A colony of alien bacteria has recently been discovered close to a crater in New Mexico. Dr. Poucher is in charge of the scientific team at the ICPC BioLab committed to the study of the alien DNA structure. We briefly sketch their discoveries here.
Alien DNA molecules have the structure of a circular sequence. Each sequence is composed of nucleotides. There are 26 different types of nucleotides, and each of them can occur in two faces. It is very important to remark that in any given alien DNA molecule, every nucleotide either does not appear at all or appears exactly twice (hence, the length of a DNA molecule is an even integer between 2 and 52). In case a nucleotide occurs twice, each occurrence can be of either type independently. Alien bacteria have two types of extremities, which in the technical biological jargon are referred to as arms and legs. A major discovery of Dr. Poucher's team is a method to determine the exact number of arms and legs of a bacterium by examining its DNA structure.

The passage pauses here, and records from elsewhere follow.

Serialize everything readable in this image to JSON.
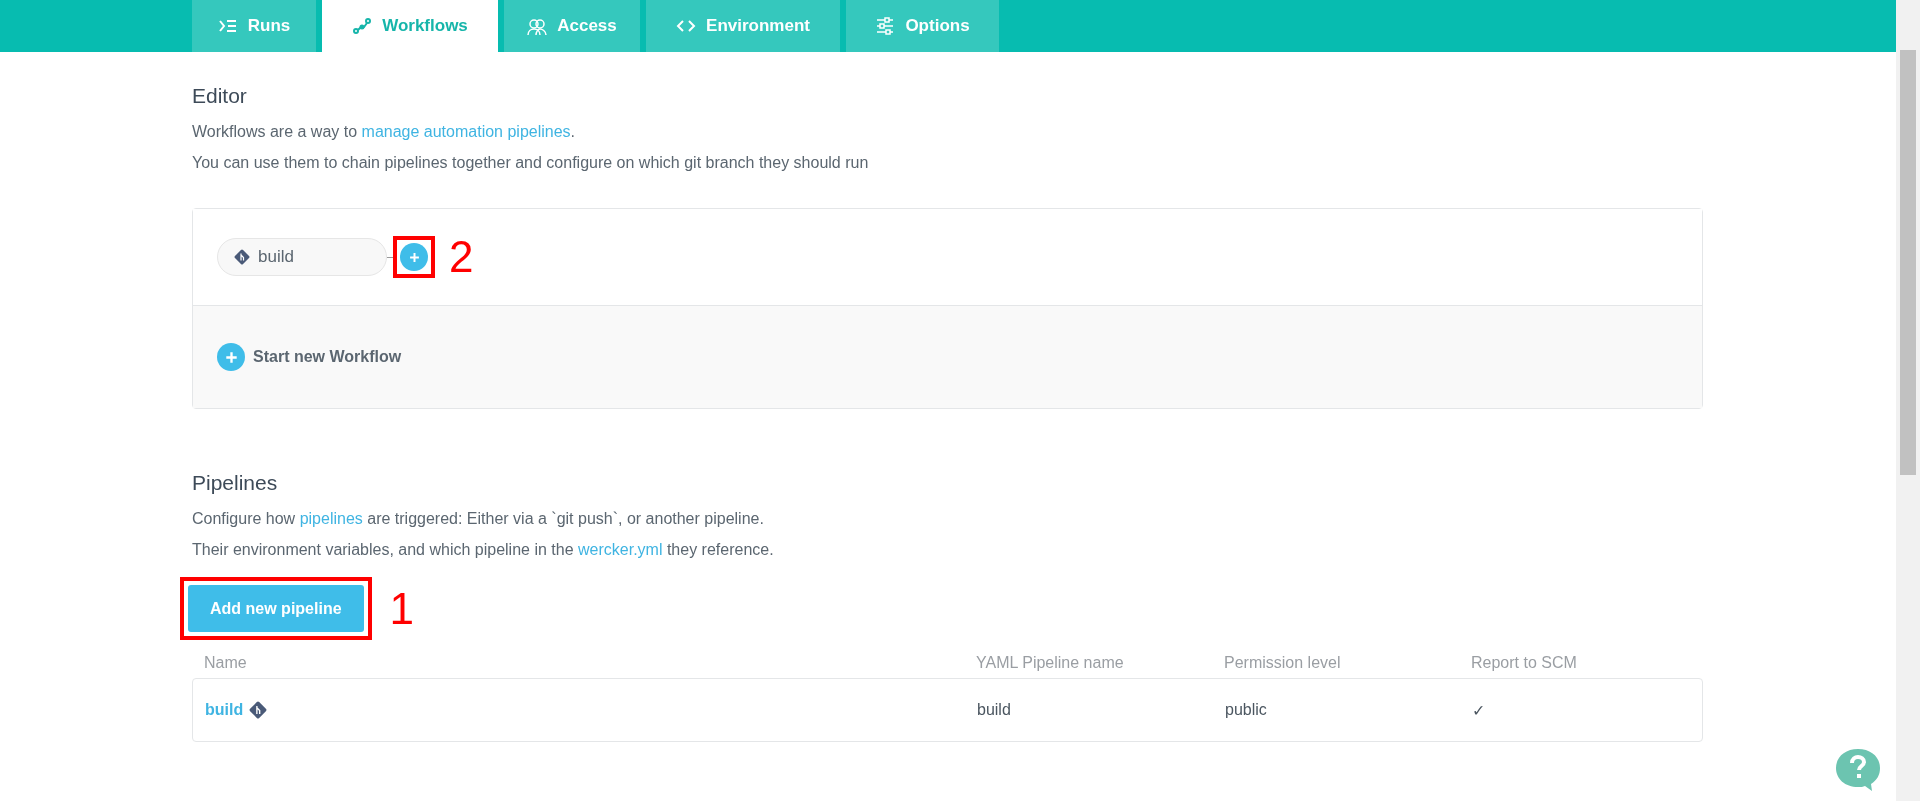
{
  "tabs": [
    {
      "label": "Runs",
      "selected": false
    },
    {
      "label": "Workflows",
      "selected": true
    },
    {
      "label": "Access",
      "selected": false
    },
    {
      "label": "Environment",
      "selected": false
    },
    {
      "label": "Options",
      "selected": false
    }
  ],
  "editor": {
    "title": "Editor",
    "intro": [
      {
        "text": "Workflows are a way to ",
        "link": "manage automation pipelines",
        "after": "."
      },
      {
        "text": "You can use them to chain pipelines together and configure on which git branch they should run"
      }
    ],
    "workflow": {
      "pipeline": "build",
      "add_annotation": "2"
    },
    "start_button": "Start new Workflow"
  },
  "pipelines": {
    "title": "Pipelines",
    "intro": [
      {
        "text": "Configure how ",
        "link": "pipelines",
        "after": " are triggered: Either via a `git push`, or another pipeline."
      },
      {
        "text": "Their environment variables, and which pipeline in the ",
        "link": "wercker.yml",
        "after": " they reference."
      }
    ],
    "add_button": "Add new pipeline",
    "add_annotation": "1",
    "table": {
      "columns": [
        "Name",
        "YAML Pipeline name",
        "Permission level",
        "Report to SCM"
      ],
      "rows": [
        {
          "name": "build",
          "yaml": "build",
          "permission": "public",
          "report": "✓"
        }
      ]
    }
  }
}
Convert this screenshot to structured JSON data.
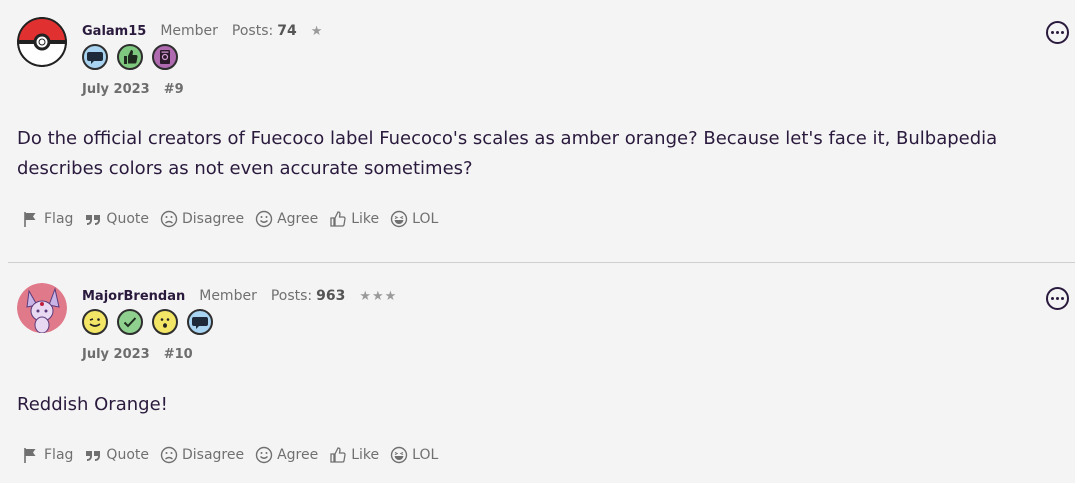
{
  "posts": [
    {
      "username": "Galam15",
      "role": "Member",
      "posts_label": "Posts:",
      "posts_count": "74",
      "stars": "★",
      "date": "July 2023",
      "number": "#9",
      "content": "Do the official creators of Fuecoco label Fuecoco's scales as amber orange? Because let's face it, Bulbapedia describes colors as not even accurate sometimes?",
      "badges": [
        "speech-bubble-icon",
        "thumbs-up-icon",
        "notebook-icon"
      ],
      "avatar": "pokeball-icon"
    },
    {
      "username": "MajorBrendan",
      "role": "Member",
      "posts_label": "Posts:",
      "posts_count": "963",
      "stars": "★★★",
      "date": "July 2023",
      "number": "#10",
      "content": "Reddish Orange!",
      "badges": [
        "wink-face-icon",
        "checkmark-icon",
        "surprised-face-icon",
        "speech-bubble-icon"
      ],
      "avatar": "espeon-icon"
    }
  ],
  "actions": {
    "flag": "Flag",
    "quote": "Quote",
    "disagree": "Disagree",
    "agree": "Agree",
    "like": "Like",
    "lol": "LOL"
  },
  "colors": {
    "text": "#2a1a3d",
    "muted": "#707070",
    "background": "#f4f4f4",
    "divider": "#cfcfcf"
  }
}
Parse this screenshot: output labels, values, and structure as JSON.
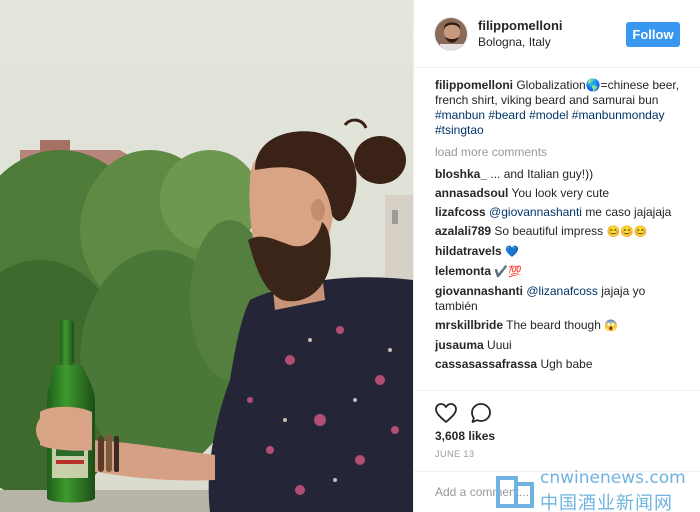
{
  "post": {
    "username": "filippomelloni",
    "location": "Bologna, Italy",
    "follow_label": "Follow",
    "caption_text": "Globalization🌎=chinese beer, french shirt, viking beard and samurai bun",
    "hashtags": "#manbun #beard #model #manbunmonday #tsingtao",
    "load_more": "load more comments",
    "likes": "3,608 likes",
    "date": "JUNE 13",
    "add_comment_placeholder": "Add a comment..."
  },
  "comments": [
    {
      "user": "bloshka_",
      "text": "... and Italian guy!))"
    },
    {
      "user": "annasadsoul",
      "text": "You look very cute"
    },
    {
      "user": "lizafcoss",
      "mention": "@giovannashanti",
      "text": "me caso jajajaja"
    },
    {
      "user": "azalali789",
      "text": "So beautiful impress",
      "emoji": "😊😊😊"
    },
    {
      "user": "hildatravels",
      "text": "",
      "emoji": "💙"
    },
    {
      "user": "lelemonta",
      "text": "",
      "emoji": "✔️💯"
    },
    {
      "user": "giovannashanti",
      "mention": "@lizanafcoss",
      "text": "jajaja yo también"
    },
    {
      "user": "mrskillbride",
      "text": "The beard though",
      "emoji": "😱"
    },
    {
      "user": "jusauma",
      "text": "Uuui"
    },
    {
      "user": "cassasassafrassa",
      "text": "Ugh babe"
    }
  ],
  "icons": {
    "like": "heart-icon",
    "comment": "comment-bubble-icon"
  },
  "watermark": {
    "url": "cnwinenews.com",
    "cn": "中国酒业新闻网"
  },
  "colors": {
    "accent": "#3897f0",
    "link": "#003569",
    "muted": "#999999"
  }
}
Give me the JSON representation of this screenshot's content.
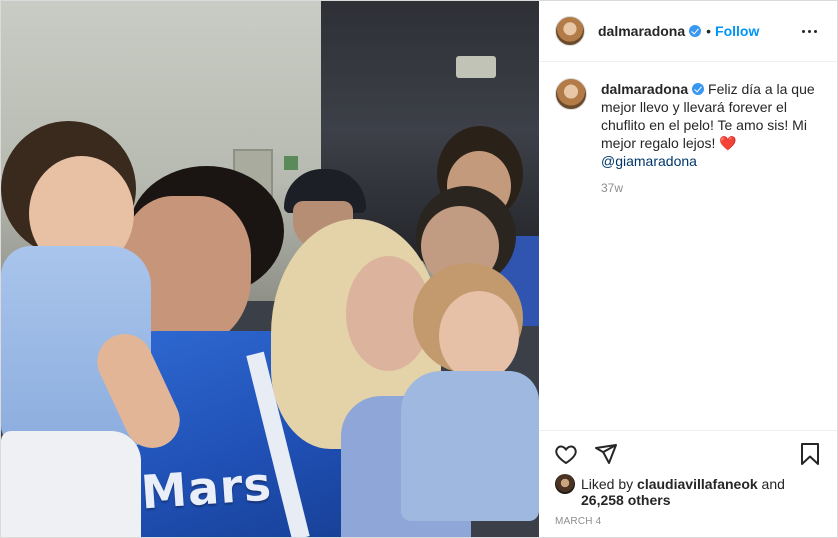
{
  "post": {
    "username": "dalmaradona",
    "follow_label": "Follow",
    "separator": "•",
    "photo_text": "Mars"
  },
  "caption": {
    "username": "dalmaradona",
    "text": "Feliz día a la que mejor llevo y llevará forever el chuflito en el pelo! Te amo sis! Mi mejor regalo lejos!",
    "emoji": "❤️",
    "mention": "@giamaradona",
    "age": "37w"
  },
  "likes": {
    "prefix": "Liked by",
    "user": "claudiavillafaneok",
    "conjunction": "and",
    "others": "26,258 others"
  },
  "date": "MARCH 4",
  "icons": [
    "verified-badge-icon",
    "more-options-icon",
    "heart-icon",
    "share-icon",
    "bookmark-icon"
  ]
}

Here we represent each nucleotide as a letter of the alphabet. We refer to the different nucleotides as a, A, . . . z, Z, where the lowercase and uppercase forms of a letter represent the two possible faces a nucleotide may appear with; we shall also use a/A, b/B, . . . z/Z to refer to a nucleotide in either face. To determine the number of extremities, Dr. Poucher starts by initializing two counters of arms and legs to zero, and then proceeds to perform a number of surgeries, transforming a DNA sequence into another one. After each transformation, you may need to increase some of the counters, depending on the type of surgery applied. When the empty sequence of nucleotides (which will be denoted by
) has been reached, the number of extremities of the original molecule has been found. The possible surgeries are:
1. Eliminate consecutive instances of a given nucleotide appearing with opposite faces. The number of arms and legs is preserved. For example: aBbCaC -> aCaC by eliminating Bb. Another example: DeHhEd -> eHhE by eliminating dD. Remember that DNA structure is circular, so in our representation as a string the last and first letters are connected.
2. Eliminate consecutive nucleotides appearing with the same face. Add one to the number of arms. For example: BBcgCg -> cgCg by eliminating BB. Another example: xabyyaBX -> xabaBX by eliminating yy.
3. Eliminate a sequence of four nucleotides formed by two different nucleotides that appear alternately where different occurrences of the same nucleotide have opposite faces. Add one to the number of legs. For example: dcDCefFe -> efFe, by eliminating dcDC. Another example: cmNMnC -> cC by eliminating mNMn.
4. Cut and paste, the most sophisticated procedure. First, a nucleotide is selected, for instance a/A, and the DNA sequence is chopped into two linear chains such that the nucleotide appears once in each of them.
Second, if both occurrences of a/A are of the same face, one of the chains is "inverted" by reversing the sequence and changing the face of every nucleotide in the chain.
Then, the chains are combined by concatenating the subsequence occurring before a with the subsequence occurring after A, and the subsequence occurring after a with the sub-sequence occurring before A.
Finally, two new a/A nucleotides are added to close the chain into a circular shape. The face of the new nucleotides are the same if the original pair of nucleotides selected had the same face, and is different otherwise.
Formally, suppose you select the nucleotide a=A, and further assume for the moment that it appears both times with the face a (A). The cut and paste surgery turns sequences of the form
). On the other hand, if nucleotide a\A appears with its two different faces, the surgery turns sequences of the form
. S1, S2, S3 and S4 are arbitrary sub-chains (possibly empty). In both cases the original circular chain was chopped into
For example (see the figure below): starting with the sequence BacDcAbD, we can get chains BacDc and AbD. Then, merging at nucleotide a=A we get the sequence cDca'BbDA' where a' and A' represent the new a/A nucleotides. Here, S1 = B, S2 = cDc, S3 =
; and S4 = bD.
Another example: take the same DNA sequence BacDcAbD, and cut to get the chains DBac and DcAb; paste nucleotide c/C (in this case you need to reverse one chain, for example BaCd) to get the sequence cDBadcBa. Here, S1 = DBa, S2 =
, S3 = D and S4 = Ab.
This surgery does not modify the number of arms or legs, but can be used cleverly in combination with the previous surgeries to reduce the size of the DNA molecule and finish the calculation.
However, alien bacteria do not present both arms and legs at the same time. This is due to the fact that, in their early development, a leg, in the presence of one or more arms, becomes two arms. Because of the above, the end result is either a number of arms or a number of legs, but not both at the same time. In order to avoid expensive surgical procedures, Dr. Poucher has hired you to write a program that computes the number of arms and legs a bacterium will develop, given its DNA sequence. It is guaranteed that the result is determined uniquely by the original string, regardless of the particular sequence of surgeries applied.